4. Designate a daily worry time
"I'll give myself 20 minutes a day where I'm allowed to think about whatever I want and worry about whatever I want, during that time period," said Lakshmin.
"Then, if any worries or anxieties come up at other points of the day, I'm not allowed to dwell on them," she said. "I can write them down in a notebook or on my iPhone and then I save them for the next day's worry time."
"It puts limits on my ability to ruminate but it also is nice because sometimes I'll look at my list from the day before and I'm not even as worried about it anymore," she added. "It gives me perspective around feeling very intense in the moment and then seeing that it will pass."
5. Write or talk out your feelings
"If you notice yourself getting overwhelmed or having intense feelings, that's a time where journaling can be really helpful, to get out some of those feelings and put them on paper and see them outside of you, or talk to a trusted friend or a therapist who is not going to be judgmental, where you feel like you can reflect," Lakshmin recommended.
6. Connect to your senses
"Do activities that connect you with your senses, whether that's exercise or it could be meditation or even cooking," said Lakshmin. "Anything that has you connect with your body is going to help you get out of your mind and reduce anxiety."
7. Reach out to friends one-to-one
"Now that it's month two of social distancing, there's definitely some Zoom fatigue that is going on because a lot of people are spending all day on Zoom for work," Lakshmin observed. "One way to handle that is instead of doing group calls, do individual calls with people so that you're getting more intimate interaction and connection."
"Or it could also be doing activities," she said. "I know people have been signing up for Zoom cooking classes, so you're doing an activity and not staring at a screen, but you have other people that you're doing it with."
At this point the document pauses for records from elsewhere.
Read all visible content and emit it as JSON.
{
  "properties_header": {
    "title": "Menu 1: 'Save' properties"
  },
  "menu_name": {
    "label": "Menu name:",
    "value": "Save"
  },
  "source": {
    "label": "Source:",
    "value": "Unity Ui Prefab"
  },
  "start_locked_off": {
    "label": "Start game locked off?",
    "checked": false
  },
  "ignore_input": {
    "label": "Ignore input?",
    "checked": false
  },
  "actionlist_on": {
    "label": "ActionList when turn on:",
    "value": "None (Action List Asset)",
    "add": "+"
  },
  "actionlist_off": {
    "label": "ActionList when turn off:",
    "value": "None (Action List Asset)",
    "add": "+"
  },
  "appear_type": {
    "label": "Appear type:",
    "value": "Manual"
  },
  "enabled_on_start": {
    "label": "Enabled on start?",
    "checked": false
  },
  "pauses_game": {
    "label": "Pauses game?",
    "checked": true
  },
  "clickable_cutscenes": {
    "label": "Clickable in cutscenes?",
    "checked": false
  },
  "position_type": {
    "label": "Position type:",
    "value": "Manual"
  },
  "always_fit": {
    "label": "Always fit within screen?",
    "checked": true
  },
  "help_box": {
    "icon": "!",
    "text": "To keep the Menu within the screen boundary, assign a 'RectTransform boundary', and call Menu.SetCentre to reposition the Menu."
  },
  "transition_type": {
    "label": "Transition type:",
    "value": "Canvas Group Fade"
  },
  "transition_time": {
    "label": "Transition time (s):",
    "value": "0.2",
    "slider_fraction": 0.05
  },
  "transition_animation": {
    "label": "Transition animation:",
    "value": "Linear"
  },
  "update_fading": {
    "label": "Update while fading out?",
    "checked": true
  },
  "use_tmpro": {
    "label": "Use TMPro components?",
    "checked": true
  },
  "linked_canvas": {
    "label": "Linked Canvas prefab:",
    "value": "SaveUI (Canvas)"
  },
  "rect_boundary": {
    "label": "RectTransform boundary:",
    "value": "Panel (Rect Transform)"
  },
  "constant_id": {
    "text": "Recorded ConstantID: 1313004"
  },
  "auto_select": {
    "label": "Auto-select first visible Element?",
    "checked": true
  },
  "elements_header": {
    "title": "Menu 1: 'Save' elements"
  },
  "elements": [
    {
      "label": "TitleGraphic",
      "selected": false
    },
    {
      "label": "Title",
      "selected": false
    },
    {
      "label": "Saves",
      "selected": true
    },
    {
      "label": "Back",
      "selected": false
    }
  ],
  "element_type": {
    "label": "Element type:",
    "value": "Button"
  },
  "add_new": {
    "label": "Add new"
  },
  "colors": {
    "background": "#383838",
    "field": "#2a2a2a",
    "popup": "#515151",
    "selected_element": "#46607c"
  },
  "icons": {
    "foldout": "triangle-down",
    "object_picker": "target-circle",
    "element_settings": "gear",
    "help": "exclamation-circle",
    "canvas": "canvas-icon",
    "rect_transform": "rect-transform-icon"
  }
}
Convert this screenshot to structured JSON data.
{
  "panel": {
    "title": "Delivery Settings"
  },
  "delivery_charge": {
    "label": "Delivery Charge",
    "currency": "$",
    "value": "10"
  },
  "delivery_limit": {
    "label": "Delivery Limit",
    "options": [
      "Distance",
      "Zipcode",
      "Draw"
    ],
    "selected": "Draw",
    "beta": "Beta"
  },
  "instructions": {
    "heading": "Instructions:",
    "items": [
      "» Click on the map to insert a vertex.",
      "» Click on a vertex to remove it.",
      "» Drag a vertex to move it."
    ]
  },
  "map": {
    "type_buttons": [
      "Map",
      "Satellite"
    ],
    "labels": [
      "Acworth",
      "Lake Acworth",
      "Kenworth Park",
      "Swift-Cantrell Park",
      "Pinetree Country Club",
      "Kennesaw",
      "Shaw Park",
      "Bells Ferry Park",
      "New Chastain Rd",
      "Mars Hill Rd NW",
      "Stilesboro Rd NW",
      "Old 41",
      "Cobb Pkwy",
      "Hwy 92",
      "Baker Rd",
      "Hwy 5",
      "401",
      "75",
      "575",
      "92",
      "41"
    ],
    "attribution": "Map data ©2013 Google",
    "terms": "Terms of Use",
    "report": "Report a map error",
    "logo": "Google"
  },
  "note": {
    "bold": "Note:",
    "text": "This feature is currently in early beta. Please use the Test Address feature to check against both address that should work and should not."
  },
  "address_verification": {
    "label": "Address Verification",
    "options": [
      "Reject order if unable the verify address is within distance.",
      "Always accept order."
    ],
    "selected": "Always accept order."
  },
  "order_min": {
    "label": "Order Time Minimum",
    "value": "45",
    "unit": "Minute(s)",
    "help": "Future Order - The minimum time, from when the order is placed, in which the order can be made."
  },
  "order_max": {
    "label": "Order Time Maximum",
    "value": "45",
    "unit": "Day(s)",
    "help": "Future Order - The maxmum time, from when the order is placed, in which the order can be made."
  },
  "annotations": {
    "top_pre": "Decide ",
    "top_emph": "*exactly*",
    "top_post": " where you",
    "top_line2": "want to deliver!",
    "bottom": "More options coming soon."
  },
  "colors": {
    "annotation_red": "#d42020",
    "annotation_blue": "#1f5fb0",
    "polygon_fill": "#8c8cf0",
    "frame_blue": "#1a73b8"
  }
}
"It's still important to not isolate ourselves and to make a point through virtual means to stay connected with our friends and family and loved ones," she said.
8. Let yourself be sad about things like a missed family vacation
"Obviously, if you're someone who has lost a family member or loved one, you're going to be grieving, but there's also what I call 'little g grief' that folks are going through," Lakshmin said.
"Maybe it was the family vacation that you had planned or maybe you were getting married this year and you had to cancel your wedding," she said. "One thing I'm seeing is folks kind of dismissing that grief because it's not as bad, let's say, as losing somebody to COVID-19, but those 'little g grief' events are still really important to process."
9. Know when to seek help
"Depression and anxiety can show up in many different forms, but some of the signs can include difficulty sleeping or sleeping too much, changes in appetite, a sense of hopelessness or meaninglessness, or even thoughts that you don't want to live anymore," said Lakshmin.
"If you experience any of these types of symptoms for two weeks or longer, you should talk with your health care provider and get an evaluation," she concluded.
If you are in crisis or know someone in crisis, call the National Suicide Prevention Lifeline at 1-800-273-TALK (8255) or contact the Crisis Text Line by texting HOME to 741741. You can reach Trans Lifeline at 877-565-8860 (U.S.) or 877-330-6366 (Canada) and The Trevor Project at 866-488-7386.